Start of DATA FOR THIS EXERCISE

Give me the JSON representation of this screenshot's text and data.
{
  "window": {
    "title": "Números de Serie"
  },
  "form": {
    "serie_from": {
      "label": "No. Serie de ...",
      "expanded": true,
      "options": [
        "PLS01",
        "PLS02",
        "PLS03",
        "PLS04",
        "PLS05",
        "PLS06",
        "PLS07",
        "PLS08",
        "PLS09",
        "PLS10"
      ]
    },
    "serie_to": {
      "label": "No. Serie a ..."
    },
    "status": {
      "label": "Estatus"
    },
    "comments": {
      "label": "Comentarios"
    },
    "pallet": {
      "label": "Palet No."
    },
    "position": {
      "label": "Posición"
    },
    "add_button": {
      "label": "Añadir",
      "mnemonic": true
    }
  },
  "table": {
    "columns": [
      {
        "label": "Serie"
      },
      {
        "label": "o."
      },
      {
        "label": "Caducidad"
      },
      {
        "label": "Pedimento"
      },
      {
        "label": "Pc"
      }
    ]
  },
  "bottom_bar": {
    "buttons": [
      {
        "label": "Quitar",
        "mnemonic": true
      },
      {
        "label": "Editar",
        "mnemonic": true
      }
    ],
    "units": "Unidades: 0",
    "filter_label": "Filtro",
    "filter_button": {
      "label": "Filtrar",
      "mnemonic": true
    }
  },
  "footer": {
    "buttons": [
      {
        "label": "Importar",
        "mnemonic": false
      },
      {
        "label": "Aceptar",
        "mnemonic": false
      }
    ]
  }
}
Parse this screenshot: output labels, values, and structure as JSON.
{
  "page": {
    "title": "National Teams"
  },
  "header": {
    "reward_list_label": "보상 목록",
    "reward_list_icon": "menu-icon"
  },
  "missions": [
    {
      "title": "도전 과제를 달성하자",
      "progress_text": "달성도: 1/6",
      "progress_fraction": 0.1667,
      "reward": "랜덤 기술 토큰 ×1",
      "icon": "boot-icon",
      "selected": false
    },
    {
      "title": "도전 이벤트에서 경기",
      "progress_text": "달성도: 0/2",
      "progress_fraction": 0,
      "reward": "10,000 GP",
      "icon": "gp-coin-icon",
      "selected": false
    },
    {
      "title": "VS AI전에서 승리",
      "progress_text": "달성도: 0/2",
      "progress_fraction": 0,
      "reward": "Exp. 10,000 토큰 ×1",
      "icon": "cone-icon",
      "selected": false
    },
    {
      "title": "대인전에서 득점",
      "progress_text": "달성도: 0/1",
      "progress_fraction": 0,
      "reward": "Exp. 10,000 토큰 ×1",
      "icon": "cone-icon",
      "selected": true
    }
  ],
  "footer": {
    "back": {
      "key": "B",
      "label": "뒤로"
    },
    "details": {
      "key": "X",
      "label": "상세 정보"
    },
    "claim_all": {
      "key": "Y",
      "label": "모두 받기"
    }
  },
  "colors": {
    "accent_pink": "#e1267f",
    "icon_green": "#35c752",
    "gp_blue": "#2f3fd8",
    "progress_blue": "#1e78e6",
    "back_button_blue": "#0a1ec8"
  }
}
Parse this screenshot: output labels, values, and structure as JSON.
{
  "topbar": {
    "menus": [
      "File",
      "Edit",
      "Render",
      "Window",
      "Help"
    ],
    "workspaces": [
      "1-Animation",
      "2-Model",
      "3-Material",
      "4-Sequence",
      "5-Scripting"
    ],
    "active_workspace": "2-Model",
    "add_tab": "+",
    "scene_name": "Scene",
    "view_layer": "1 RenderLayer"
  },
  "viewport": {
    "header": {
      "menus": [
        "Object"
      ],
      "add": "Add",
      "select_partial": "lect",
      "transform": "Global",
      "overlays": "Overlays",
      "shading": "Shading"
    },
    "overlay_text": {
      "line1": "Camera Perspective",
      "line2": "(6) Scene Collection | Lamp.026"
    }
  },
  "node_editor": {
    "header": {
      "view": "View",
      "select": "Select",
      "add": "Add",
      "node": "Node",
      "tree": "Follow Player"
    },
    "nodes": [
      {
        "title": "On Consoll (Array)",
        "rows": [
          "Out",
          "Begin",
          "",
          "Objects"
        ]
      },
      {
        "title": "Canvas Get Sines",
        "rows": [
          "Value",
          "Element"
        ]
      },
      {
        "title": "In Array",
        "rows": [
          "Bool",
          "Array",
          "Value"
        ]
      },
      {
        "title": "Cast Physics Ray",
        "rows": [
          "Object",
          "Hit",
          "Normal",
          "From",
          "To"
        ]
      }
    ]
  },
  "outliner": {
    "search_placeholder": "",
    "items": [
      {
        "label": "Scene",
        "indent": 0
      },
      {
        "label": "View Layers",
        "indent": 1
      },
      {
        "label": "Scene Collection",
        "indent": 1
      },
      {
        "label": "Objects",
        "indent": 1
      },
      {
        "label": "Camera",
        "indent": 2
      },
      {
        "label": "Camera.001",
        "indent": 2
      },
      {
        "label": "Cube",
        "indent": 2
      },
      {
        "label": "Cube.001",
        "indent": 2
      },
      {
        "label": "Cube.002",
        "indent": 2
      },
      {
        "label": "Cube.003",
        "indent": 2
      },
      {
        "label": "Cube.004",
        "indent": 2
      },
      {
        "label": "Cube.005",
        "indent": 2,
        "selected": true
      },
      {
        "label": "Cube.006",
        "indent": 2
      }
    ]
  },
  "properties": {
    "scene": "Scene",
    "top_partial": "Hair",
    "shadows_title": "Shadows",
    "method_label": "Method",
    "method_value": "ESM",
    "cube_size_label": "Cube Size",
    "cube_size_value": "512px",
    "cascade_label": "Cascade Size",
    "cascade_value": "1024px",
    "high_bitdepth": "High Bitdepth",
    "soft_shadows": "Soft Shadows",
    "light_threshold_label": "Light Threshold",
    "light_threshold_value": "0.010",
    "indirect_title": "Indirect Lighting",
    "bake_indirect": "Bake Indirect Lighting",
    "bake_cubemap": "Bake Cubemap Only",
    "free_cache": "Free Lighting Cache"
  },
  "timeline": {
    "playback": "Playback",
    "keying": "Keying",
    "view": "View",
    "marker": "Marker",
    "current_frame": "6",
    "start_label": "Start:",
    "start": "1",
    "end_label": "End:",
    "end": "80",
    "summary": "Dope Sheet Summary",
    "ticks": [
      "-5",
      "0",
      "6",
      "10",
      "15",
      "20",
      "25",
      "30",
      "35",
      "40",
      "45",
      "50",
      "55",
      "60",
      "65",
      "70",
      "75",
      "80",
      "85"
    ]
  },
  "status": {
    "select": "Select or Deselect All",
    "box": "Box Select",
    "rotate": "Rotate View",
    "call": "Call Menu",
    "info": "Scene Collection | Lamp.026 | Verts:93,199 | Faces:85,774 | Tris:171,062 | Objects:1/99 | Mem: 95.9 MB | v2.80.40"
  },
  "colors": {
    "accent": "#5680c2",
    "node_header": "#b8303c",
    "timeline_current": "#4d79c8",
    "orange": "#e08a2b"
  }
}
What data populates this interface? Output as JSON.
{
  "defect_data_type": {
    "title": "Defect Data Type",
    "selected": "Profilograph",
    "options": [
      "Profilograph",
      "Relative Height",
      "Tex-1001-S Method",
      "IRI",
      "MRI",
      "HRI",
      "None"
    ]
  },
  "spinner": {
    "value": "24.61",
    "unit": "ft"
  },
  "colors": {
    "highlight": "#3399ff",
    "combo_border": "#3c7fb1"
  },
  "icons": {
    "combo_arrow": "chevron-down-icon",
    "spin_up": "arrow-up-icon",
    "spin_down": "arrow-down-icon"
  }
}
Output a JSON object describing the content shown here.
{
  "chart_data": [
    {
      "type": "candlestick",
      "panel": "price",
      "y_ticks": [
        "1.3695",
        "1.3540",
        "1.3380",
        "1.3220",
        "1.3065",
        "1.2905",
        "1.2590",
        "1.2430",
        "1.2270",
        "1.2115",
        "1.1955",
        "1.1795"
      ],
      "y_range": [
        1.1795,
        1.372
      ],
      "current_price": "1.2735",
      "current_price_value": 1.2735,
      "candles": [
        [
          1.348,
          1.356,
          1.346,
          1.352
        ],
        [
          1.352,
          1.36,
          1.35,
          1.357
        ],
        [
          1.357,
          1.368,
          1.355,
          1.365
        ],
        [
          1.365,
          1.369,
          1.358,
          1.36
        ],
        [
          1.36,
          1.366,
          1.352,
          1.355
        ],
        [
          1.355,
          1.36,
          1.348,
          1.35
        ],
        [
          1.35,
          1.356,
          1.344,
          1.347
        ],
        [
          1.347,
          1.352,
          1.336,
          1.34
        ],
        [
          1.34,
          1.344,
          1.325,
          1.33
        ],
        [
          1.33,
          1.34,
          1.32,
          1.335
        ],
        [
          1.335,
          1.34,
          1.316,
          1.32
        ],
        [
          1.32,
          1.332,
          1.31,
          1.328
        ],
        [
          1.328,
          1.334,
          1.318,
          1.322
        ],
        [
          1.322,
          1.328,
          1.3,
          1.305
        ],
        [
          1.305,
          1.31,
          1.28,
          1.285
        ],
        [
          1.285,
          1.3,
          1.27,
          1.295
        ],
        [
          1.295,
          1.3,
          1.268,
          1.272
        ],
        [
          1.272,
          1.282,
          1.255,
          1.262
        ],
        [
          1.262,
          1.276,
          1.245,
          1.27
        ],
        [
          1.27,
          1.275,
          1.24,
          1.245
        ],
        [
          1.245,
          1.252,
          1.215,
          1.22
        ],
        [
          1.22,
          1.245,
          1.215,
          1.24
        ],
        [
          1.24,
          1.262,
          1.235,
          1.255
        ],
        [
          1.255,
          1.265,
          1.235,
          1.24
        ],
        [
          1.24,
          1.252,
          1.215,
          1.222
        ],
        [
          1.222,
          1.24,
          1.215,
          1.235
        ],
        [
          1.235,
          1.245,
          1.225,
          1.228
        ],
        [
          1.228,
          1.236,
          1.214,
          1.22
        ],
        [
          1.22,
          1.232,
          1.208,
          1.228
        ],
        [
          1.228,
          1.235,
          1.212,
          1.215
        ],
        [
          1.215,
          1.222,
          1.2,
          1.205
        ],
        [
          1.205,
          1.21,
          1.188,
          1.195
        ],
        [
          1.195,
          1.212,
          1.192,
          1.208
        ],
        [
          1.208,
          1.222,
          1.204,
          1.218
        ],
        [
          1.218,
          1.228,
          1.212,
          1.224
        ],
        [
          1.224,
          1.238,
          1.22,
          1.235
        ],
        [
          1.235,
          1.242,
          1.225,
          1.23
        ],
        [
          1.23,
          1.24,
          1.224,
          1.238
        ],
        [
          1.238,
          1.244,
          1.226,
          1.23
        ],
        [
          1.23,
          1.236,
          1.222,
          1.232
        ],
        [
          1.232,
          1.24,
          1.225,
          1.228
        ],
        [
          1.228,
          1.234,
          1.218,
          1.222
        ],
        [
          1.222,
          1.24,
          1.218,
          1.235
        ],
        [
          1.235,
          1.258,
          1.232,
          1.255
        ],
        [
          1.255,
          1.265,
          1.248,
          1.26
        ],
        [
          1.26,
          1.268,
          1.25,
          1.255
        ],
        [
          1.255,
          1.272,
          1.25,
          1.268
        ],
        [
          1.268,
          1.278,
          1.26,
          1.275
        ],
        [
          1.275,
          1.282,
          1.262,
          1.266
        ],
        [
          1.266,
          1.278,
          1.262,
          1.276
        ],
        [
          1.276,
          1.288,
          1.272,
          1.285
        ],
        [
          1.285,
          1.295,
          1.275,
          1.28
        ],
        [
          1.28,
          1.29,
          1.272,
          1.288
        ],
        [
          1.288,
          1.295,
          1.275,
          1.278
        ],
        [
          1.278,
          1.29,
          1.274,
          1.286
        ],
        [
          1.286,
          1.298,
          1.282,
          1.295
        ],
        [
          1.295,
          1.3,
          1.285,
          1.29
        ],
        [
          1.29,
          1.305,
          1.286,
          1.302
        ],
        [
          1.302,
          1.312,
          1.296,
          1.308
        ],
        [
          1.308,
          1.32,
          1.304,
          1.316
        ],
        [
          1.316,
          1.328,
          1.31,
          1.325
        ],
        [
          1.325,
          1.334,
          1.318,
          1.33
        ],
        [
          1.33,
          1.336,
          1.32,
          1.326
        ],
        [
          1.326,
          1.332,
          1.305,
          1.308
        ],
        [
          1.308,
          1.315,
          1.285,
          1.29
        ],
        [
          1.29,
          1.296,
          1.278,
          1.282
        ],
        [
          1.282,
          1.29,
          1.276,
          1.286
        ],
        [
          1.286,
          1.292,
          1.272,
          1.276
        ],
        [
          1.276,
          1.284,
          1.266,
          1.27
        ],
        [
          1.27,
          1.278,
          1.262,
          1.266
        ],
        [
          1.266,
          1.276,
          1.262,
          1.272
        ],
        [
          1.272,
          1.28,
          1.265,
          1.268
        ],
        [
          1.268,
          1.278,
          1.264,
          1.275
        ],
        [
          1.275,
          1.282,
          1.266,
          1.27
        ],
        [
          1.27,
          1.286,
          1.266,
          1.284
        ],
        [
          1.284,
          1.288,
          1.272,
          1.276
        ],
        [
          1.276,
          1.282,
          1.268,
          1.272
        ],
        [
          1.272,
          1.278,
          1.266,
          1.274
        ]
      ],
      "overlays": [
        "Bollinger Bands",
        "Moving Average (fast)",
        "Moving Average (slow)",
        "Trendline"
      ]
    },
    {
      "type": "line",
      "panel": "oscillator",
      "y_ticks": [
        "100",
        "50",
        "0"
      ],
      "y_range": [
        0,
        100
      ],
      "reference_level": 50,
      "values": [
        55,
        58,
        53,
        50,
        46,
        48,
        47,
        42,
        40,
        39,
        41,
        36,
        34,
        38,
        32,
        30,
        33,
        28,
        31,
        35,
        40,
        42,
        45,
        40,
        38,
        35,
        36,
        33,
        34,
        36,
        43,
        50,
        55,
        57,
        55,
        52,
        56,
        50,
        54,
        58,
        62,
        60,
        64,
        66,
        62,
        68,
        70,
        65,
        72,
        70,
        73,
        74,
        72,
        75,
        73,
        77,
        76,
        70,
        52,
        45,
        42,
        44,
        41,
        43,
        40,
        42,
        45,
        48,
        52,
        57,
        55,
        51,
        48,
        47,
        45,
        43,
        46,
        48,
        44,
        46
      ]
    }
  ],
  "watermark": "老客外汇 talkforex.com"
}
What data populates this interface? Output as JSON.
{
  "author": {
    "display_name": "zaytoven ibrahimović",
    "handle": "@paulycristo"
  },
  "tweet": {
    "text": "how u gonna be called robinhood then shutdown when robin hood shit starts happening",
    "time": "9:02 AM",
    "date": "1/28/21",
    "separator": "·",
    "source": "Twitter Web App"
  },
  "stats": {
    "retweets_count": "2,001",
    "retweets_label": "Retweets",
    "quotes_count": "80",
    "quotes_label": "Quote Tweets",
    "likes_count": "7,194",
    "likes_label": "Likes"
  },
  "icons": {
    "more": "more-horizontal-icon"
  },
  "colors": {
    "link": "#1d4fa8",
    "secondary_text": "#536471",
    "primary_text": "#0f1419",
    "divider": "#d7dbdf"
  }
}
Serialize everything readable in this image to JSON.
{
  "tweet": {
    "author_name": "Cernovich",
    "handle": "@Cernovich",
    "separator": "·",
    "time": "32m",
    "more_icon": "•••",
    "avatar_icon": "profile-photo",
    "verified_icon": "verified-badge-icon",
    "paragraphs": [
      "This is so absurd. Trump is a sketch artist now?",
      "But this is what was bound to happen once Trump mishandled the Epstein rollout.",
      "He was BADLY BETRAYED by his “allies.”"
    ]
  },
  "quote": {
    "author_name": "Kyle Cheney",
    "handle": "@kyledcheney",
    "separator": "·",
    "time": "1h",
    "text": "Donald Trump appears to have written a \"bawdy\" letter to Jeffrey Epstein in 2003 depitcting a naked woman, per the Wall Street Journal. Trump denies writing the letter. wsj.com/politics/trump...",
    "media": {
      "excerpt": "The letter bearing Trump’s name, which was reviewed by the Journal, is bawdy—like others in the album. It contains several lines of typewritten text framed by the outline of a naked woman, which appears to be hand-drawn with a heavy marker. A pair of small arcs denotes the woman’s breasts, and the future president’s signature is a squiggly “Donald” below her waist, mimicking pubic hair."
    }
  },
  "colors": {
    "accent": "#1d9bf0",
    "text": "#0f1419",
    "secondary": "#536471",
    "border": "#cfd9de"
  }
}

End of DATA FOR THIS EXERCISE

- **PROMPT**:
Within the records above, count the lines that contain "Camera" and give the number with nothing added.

- **TASK RESPONSE**:
3